[Web page and app entries]
"""
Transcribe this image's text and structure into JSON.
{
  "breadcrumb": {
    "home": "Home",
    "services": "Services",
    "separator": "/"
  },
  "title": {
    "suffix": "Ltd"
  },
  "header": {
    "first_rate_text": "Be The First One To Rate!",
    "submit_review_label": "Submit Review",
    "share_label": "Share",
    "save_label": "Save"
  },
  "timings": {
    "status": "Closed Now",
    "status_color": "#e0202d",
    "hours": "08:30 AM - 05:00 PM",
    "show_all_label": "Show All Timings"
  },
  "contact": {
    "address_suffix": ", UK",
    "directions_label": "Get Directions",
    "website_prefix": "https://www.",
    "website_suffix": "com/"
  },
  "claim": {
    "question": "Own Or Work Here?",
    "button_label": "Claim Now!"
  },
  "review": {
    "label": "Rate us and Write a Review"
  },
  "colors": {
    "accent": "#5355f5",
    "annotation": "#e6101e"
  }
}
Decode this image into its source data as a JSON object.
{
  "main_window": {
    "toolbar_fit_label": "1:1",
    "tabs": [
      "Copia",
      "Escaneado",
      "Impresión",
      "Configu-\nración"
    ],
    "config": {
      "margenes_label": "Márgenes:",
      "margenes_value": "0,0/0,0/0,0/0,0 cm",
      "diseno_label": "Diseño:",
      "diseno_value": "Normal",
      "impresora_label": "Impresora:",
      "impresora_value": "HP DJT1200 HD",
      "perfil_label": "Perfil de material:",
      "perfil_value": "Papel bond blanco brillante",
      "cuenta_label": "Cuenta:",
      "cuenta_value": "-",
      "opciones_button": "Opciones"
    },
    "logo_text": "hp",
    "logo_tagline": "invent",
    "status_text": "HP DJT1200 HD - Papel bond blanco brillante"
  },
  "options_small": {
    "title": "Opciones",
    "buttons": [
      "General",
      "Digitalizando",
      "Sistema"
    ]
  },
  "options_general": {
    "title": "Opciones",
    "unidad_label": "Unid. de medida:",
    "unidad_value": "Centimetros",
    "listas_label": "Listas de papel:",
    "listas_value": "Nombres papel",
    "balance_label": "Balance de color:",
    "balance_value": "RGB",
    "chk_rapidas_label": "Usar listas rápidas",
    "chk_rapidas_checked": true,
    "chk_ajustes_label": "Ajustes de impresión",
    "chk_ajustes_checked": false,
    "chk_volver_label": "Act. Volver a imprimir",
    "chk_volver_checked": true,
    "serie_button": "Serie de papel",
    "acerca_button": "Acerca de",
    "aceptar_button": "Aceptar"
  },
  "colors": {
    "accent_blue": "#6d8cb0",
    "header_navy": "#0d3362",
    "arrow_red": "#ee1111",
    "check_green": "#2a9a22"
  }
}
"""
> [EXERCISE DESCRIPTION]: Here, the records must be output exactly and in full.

> [RESULT FOR THIS TASK]:
Transcribe this image's text and structure into JSON.
{
  "breadcrumb": {
    "home": "Home",
    "services": "Services",
    "separator": "/"
  },
  "title": {
    "suffix": "Ltd"
  },
  "header": {
    "first_rate_text": "Be The First One To Rate!",
    "submit_review_label": "Submit Review",
    "share_label": "Share",
    "save_label": "Save"
  },
  "timings": {
    "status": "Closed Now",
    "status_color": "#e0202d",
    "hours": "08:30 AM - 05:00 PM",
    "show_all_label": "Show All Timings"
  },
  "contact": {
    "address_suffix": ", UK",
    "directions_label": "Get Directions",
    "website_prefix": "https://www.",
    "website_suffix": "com/"
  },
  "claim": {
    "question": "Own Or Work Here?",
    "button_label": "Claim Now!"
  },
  "review": {
    "label": "Rate us and Write a Review"
  },
  "colors": {
    "accent": "#5355f5",
    "annotation": "#e6101e"
  }
}
Decode this image into its source data as a JSON object.
{
  "main_window": {
    "toolbar_fit_label": "1:1",
    "tabs": [
      "Copia",
      "Escaneado",
      "Impresión",
      "Configu-\nración"
    ],
    "config": {
      "margenes_label": "Márgenes:",
      "margenes_value": "0,0/0,0/0,0/0,0 cm",
      "diseno_label": "Diseño:",
      "diseno_value": "Normal",
      "impresora_label": "Impresora:",
      "impresora_value": "HP DJT1200 HD",
      "perfil_label": "Perfil de material:",
      "perfil_value": "Papel bond blanco brillante",
      "cuenta_label": "Cuenta:",
      "cuenta_value": "-",
      "opciones_button": "Opciones"
    },
    "logo_text": "hp",
    "logo_tagline": "invent",
    "status_text": "HP DJT1200 HD - Papel bond blanco brillante"
  },
  "options_small": {
    "title": "Opciones",
    "buttons": [
      "General",
      "Digitalizando",
      "Sistema"
    ]
  },
  "options_general": {
    "title": "Opciones",
    "unidad_label": "Unid. de medida:",
    "unidad_value": "Centimetros",
    "listas_label": "Listas de papel:",
    "listas_value": "Nombres papel",
    "balance_label": "Balance de color:",
    "balance_value": "RGB",
    "chk_rapidas_label": "Usar listas rápidas",
    "chk_rapidas_checked": true,
    "chk_ajustes_label": "Ajustes de impresión",
    "chk_ajustes_checked": false,
    "chk_volver_label": "Act. Volver a imprimir",
    "chk_volver_checked": true,
    "serie_button": "Serie de papel",
    "acerca_button": "Acerca de",
    "aceptar_button": "Aceptar"
  },
  "colors": {
    "accent_blue": "#6d8cb0",
    "header_navy": "#0d3362",
    "arrow_red": "#ee1111",
    "check_green": "#2a9a22"
  }
}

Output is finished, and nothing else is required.